    2. Curbside Composting

    Image courtesy of: Stephen Groves/AP/Shutterstock

    If you want a compost bin for your building or apartment, sign-up on the DSNY website! Here’s what can go inside:

    • Coffee grounds and tea bags
    • Shells (seafood, nut, and egg)
    • Bones
    • Spoiled and expired food
    • Food soiled paper (napkins, towels, uncoated plates, bags, trays, boxes)

    3. DIY Bin

    Photo Courtesy of: Hiroko Tabuchi, The New York Times  

    DIY bins are the cheapest, most accessible option for at-home composting. All you need is a bin, your browns (leaves, dirt, twigs, etc.), greens (your compost scraps) and water. New York Times columnist Hiroki Tabuchi breaks down her odorless cardboard box method which involves aerobic decomposition so your “compost by your couch” is odorless!

    Her Japanese method uses coco peat, coconut husks and kuantan (rice husk ash). We find that as long as you stick to the essentials—browns, greens and water—you can break down your food waste just fine. This method is perfect for compost beginners, city-residents, and anyone that wants to show some love to Mother Earth while having a little fun.

    Some quick tips from Hiroki:

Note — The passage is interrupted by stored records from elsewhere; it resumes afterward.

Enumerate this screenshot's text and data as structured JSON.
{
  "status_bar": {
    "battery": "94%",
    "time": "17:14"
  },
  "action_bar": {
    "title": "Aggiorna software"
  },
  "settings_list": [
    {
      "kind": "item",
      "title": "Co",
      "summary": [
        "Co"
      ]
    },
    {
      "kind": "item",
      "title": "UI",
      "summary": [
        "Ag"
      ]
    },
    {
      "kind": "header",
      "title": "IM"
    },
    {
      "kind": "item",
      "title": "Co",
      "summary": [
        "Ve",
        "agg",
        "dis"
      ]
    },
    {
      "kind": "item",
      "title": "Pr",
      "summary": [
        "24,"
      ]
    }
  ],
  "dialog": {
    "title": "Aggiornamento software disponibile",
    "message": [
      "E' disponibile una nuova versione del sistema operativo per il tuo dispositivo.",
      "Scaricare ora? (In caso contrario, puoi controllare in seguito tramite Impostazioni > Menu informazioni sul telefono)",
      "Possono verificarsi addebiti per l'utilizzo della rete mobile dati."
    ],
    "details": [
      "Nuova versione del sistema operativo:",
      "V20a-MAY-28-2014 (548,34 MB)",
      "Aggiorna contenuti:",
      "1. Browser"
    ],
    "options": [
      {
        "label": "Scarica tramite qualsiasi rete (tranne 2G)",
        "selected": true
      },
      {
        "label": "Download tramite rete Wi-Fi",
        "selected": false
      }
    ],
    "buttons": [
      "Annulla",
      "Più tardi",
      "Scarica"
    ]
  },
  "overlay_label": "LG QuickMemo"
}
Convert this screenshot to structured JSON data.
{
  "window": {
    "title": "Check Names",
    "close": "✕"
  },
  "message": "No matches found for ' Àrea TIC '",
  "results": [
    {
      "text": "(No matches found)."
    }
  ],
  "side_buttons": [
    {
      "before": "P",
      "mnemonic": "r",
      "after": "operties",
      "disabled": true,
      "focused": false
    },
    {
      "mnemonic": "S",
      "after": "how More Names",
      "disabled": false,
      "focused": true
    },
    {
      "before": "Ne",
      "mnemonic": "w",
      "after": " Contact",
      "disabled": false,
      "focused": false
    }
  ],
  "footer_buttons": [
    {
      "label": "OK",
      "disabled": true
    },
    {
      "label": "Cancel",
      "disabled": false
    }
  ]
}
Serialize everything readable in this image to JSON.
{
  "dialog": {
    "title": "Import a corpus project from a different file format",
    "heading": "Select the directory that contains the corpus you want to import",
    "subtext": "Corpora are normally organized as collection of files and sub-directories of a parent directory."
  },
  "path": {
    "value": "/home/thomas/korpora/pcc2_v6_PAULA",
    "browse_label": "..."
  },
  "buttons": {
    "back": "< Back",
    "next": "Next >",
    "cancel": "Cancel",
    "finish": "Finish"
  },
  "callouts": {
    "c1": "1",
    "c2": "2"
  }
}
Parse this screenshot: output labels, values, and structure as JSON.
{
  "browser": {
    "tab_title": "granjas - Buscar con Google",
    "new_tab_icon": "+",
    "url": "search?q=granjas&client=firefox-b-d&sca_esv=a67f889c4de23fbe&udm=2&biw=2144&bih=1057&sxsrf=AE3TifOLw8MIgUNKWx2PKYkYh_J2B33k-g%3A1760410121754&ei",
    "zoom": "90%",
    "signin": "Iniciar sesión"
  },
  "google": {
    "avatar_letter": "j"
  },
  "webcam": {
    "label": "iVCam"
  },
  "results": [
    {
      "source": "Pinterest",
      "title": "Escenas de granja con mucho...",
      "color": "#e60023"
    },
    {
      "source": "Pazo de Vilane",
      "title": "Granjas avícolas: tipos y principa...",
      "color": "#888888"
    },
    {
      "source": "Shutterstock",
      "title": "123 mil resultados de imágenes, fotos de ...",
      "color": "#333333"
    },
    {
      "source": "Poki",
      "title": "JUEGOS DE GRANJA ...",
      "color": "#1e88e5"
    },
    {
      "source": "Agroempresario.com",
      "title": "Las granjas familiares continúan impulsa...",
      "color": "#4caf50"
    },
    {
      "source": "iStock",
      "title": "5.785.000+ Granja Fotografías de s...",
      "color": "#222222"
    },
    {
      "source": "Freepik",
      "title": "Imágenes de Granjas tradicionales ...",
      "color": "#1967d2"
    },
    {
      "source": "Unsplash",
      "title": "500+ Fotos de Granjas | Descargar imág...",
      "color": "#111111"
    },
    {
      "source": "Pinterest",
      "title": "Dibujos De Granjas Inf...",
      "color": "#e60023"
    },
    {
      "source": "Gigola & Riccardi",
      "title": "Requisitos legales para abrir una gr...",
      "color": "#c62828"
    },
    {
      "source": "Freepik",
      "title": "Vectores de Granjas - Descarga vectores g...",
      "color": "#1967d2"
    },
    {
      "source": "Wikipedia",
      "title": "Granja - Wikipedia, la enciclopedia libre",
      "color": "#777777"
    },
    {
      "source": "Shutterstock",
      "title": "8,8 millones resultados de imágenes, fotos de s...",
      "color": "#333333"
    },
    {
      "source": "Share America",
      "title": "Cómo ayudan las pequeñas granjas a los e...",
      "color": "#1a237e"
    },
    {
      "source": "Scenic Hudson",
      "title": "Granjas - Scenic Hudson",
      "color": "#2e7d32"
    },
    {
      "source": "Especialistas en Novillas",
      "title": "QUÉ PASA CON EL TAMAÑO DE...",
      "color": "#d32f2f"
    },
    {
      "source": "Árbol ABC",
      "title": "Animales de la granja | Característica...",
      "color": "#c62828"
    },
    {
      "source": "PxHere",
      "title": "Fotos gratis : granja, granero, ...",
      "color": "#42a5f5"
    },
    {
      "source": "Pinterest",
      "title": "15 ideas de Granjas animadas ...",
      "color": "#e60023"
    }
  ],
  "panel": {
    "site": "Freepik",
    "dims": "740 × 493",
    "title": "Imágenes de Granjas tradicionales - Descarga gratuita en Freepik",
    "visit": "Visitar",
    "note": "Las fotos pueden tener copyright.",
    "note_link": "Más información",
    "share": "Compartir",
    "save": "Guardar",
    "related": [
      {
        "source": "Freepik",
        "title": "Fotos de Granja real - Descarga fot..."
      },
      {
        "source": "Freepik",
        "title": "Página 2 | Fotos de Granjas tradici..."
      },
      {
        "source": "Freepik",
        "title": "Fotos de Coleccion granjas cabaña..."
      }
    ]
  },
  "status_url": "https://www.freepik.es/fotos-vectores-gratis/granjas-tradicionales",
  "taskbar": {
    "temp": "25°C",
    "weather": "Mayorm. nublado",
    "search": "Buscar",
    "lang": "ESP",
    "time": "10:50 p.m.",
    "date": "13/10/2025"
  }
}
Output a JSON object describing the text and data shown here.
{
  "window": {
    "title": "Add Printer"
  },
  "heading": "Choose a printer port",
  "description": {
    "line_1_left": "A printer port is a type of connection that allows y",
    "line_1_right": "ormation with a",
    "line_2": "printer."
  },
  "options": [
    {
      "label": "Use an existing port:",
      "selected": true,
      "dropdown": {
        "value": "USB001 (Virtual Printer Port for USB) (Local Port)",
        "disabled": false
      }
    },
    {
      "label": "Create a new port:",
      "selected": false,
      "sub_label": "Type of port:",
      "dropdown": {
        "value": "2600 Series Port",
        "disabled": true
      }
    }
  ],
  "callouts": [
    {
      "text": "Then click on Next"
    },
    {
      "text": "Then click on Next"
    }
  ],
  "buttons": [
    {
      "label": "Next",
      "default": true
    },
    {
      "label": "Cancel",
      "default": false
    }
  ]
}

    • Use any large cardboard box — not plastic or metal, which won’t let the compost breathe — and reinforce the bottom of the box with an extra layer of cardboard. 
    • Raise the cardboard box on some blocks to further improve air flow. Use roughly three parts coco peat, two parts ash - Hiroki uses a tea towel, secured with string, to cover her box.
    • A good-sized box can process upwards of 1.5 pounds of fruit and veggie scraps a day.
    • Stir the compost frequently
    • You can keep using the same box and use it for years!
    • If your bin starts getting full, put some on your houseplants.

    Check out Hiroki’s article here.

    4. Vermicomposting

    Image Courtesy of: @simplybychristine

    Vermicomposting is not as complicated as it sounds: with just a few ingredients, you can concoct a mutually beneficial mini ecosystem in your home. This method involves some wiggler worms and is a common solution for food waste in small homes or apartments. Before you eliminate this option because of an aversion to these little critters, they have been known to produce “liquid gold” for gardens and are ideal for breaking down your scraps. Rather than send your food waste to landfill, why not treat these little guys to your leftover remnants?

    This method involves a tiered system which you can purchase or make yourself. Once the worms eat all of the scraps, the byproduct will drop to the bottom pan. The worms will crawl their way up throughout the layers and continue to eat up the scraps. The resulting substance is extremely nutrient-dense that you can use for plants indoors or outdoors!

    Basic Ingredients:

    • Tiered layer system 
    • Wet paper scraps 
    • Wiggler worms 
    • Food scraps (do not compost meat, grease, fat, bones, or dairy) 

    Check out this How to Compost With Worms post by minimalist and zero-waste blogger Simply by Christine where she breaks it all down - no pun intended :) 


    Composting Beginner Tips

    • Just starting out? Freeze your food scraps in a container to later add to your DIY compost
    • Cut your compost contents - breaking them down first will speed things up!
    • Add a rich fertilizer to your compost catalyze the composting process by introducing microorganisms 
    • These microorganisms are just like us and need a healthy dose of water and even aeration to stay alive! Regularly turn your compost - anaerobic (without oxygen) composts won’t be able to break down.
    • A well-balanced compost shouldn’t smell, so a funky odor coming from your bin may be a sign to add more ‘brown’ ingredients 

    Just like the diverse and rich environment that composting fosters, the possibilities of composting are also plentiful. The Beginners Guide to Composting is a wonderful resource to learn more about different composting methods and their benefits. Composting is a mutually beneficial, symbiotic process that you can engage in every day to show love to the planet, your garden, and yourself!